Search the material for the string "this", then show every line where it turns up.
Start of DATA TO USE
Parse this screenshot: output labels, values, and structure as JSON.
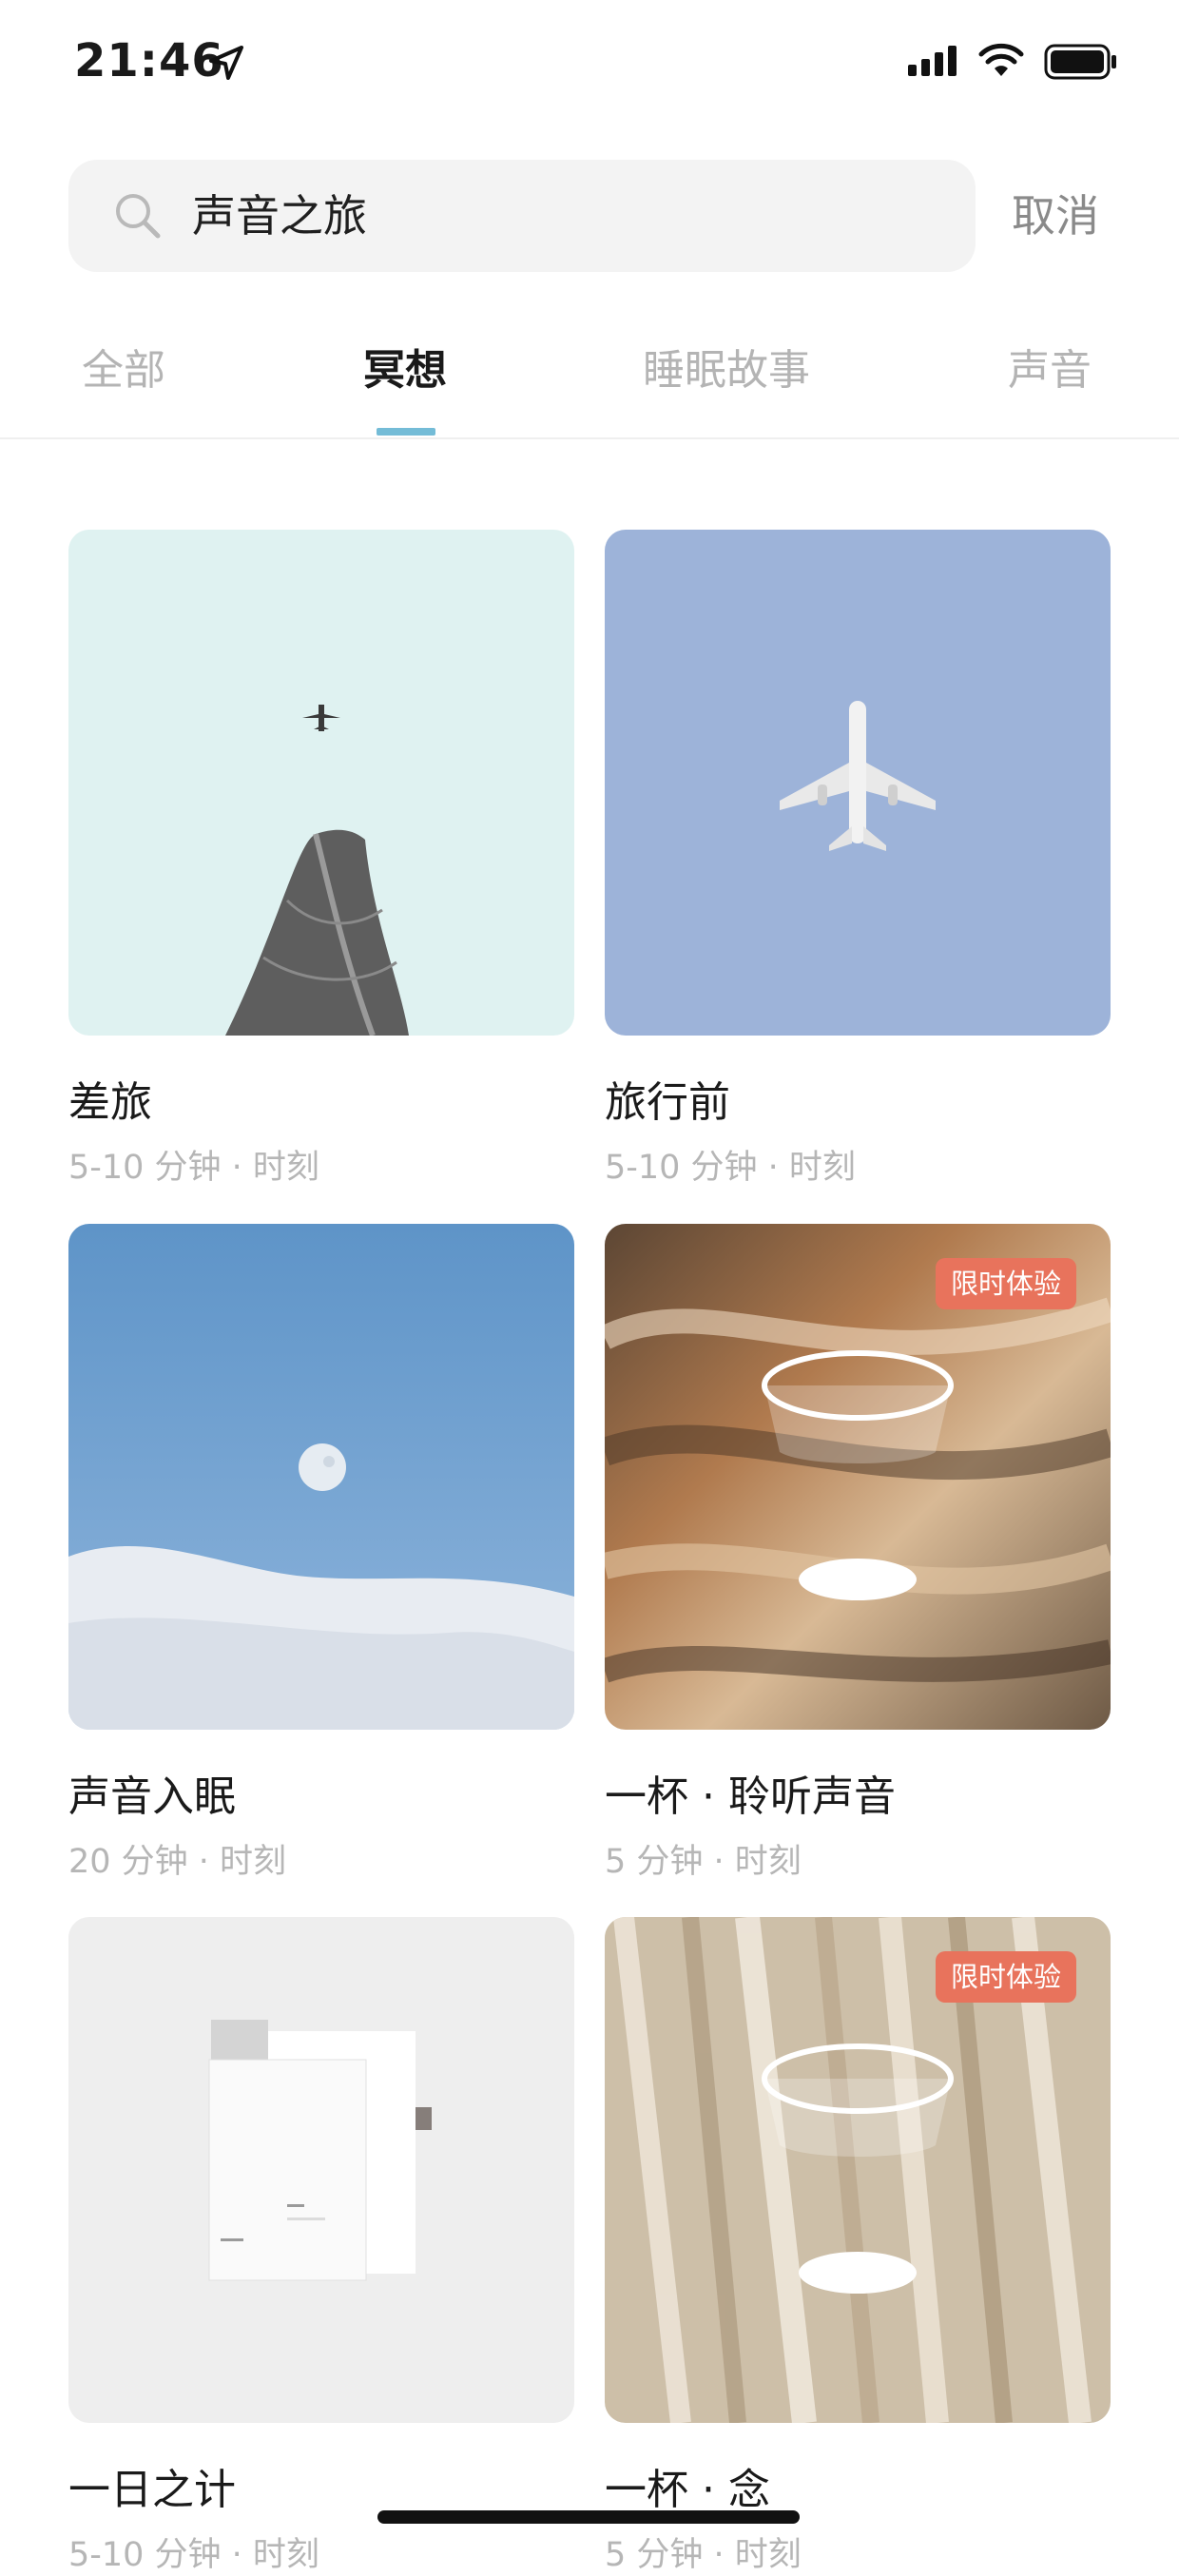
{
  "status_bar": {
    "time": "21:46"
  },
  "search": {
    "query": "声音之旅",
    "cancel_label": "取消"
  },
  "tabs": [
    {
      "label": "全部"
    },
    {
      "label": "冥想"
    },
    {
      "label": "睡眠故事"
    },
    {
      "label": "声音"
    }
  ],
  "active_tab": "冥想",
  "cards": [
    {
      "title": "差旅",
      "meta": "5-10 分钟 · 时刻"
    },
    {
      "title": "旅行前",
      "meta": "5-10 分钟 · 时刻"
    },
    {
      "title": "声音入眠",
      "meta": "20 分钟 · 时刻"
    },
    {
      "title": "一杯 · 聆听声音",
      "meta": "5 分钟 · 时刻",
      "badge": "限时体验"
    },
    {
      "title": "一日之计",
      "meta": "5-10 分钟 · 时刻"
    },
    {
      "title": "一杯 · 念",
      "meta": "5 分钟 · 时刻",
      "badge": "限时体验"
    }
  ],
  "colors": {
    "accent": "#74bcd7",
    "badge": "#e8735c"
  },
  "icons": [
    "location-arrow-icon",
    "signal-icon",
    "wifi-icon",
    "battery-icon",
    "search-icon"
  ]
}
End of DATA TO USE
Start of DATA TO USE
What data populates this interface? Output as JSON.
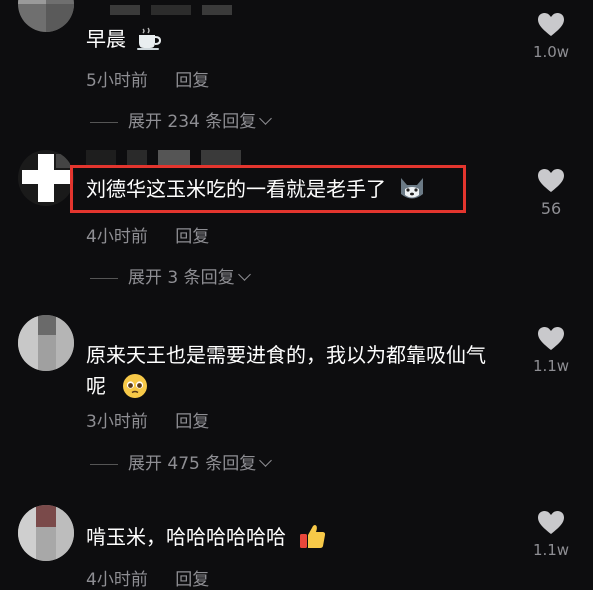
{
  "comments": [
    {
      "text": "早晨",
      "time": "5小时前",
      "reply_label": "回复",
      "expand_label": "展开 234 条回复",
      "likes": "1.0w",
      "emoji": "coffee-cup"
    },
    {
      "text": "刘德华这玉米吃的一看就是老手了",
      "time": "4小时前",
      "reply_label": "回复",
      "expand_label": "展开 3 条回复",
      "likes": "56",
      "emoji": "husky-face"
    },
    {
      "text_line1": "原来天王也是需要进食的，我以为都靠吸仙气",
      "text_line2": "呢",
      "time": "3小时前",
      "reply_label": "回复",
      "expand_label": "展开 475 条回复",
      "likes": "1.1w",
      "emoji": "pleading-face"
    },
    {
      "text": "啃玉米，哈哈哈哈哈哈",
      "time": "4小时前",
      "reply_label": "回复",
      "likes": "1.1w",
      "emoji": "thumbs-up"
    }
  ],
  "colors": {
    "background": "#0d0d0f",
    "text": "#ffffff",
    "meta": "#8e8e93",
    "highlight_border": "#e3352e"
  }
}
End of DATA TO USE
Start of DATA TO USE
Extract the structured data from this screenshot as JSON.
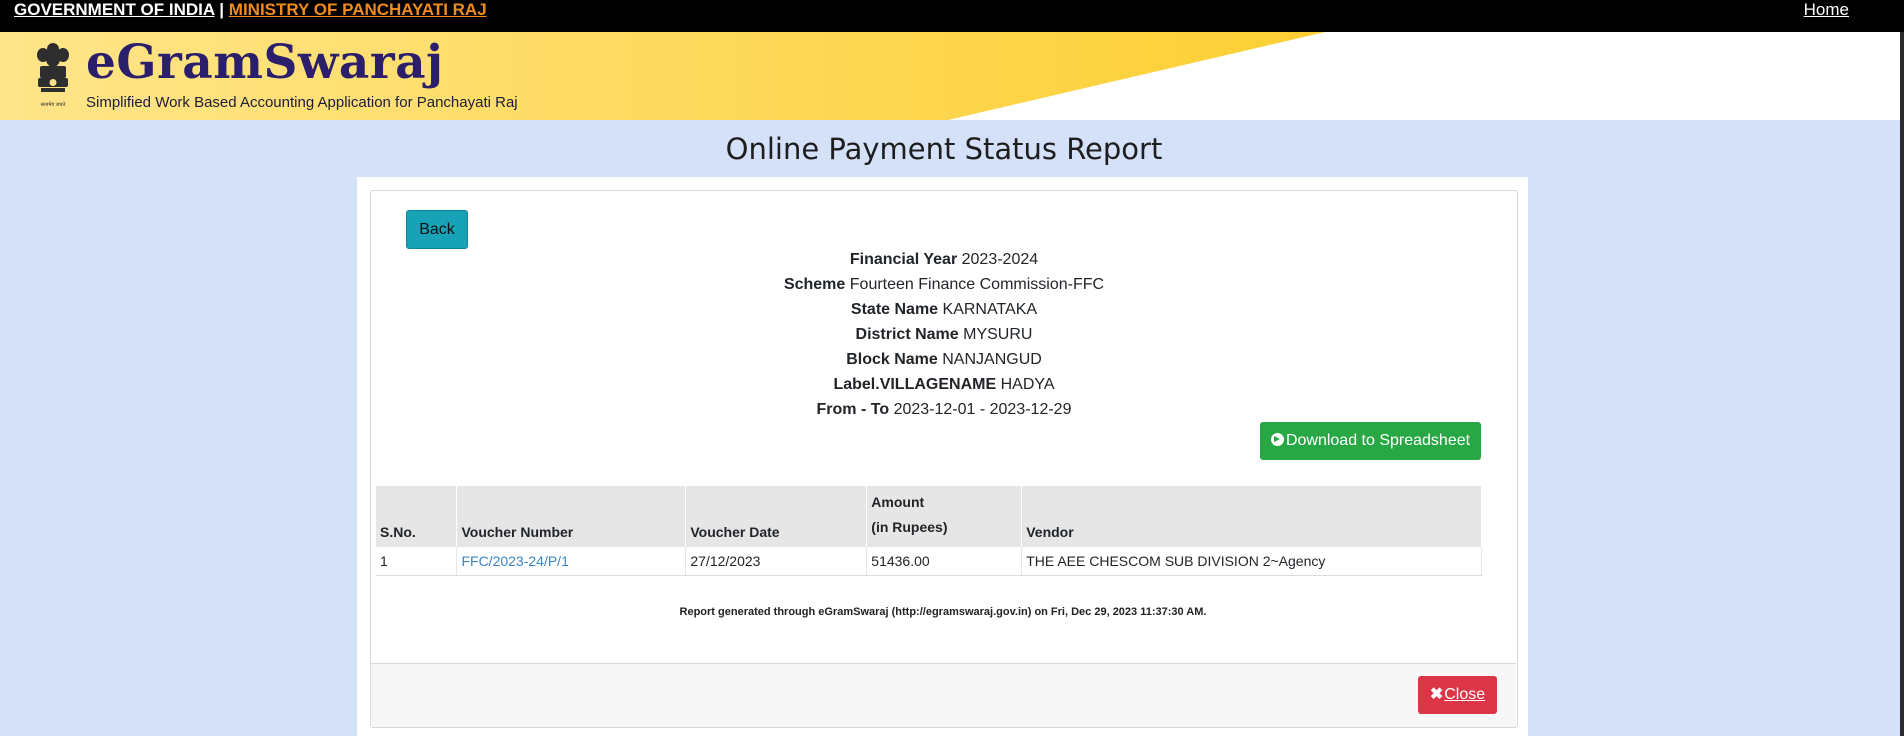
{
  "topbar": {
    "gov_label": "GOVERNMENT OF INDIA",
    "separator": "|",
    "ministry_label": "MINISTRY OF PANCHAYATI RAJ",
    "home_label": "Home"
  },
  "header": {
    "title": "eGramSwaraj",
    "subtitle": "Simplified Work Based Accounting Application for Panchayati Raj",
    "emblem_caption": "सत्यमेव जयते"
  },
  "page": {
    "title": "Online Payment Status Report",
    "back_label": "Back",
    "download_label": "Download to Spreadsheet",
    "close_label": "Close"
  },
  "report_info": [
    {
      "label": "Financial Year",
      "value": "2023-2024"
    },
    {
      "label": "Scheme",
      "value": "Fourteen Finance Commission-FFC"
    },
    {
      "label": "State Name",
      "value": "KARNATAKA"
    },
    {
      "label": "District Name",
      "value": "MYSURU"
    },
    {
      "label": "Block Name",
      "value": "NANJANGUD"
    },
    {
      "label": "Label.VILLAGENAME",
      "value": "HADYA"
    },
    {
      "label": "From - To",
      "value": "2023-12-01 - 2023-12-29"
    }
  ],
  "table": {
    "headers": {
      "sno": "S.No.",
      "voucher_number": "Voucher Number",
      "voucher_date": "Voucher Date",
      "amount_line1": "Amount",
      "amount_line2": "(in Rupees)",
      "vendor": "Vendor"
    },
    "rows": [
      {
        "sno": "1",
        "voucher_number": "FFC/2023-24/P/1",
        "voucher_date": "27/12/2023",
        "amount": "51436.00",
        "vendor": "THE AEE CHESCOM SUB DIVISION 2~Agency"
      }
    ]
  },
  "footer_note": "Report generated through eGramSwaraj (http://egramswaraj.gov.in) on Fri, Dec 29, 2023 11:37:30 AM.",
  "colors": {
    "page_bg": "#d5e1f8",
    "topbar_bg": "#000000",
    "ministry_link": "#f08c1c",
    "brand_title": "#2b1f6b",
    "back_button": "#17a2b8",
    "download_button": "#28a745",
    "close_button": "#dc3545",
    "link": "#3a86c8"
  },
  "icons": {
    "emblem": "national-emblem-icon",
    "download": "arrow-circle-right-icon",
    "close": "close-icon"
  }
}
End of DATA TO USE
--- ANSWER FOR THE TASK ---
Parse this screenshot: output labels, values, and structure as JSON.
What data populates this interface? Output as JSON.
Extract the structured data from this screenshot as JSON.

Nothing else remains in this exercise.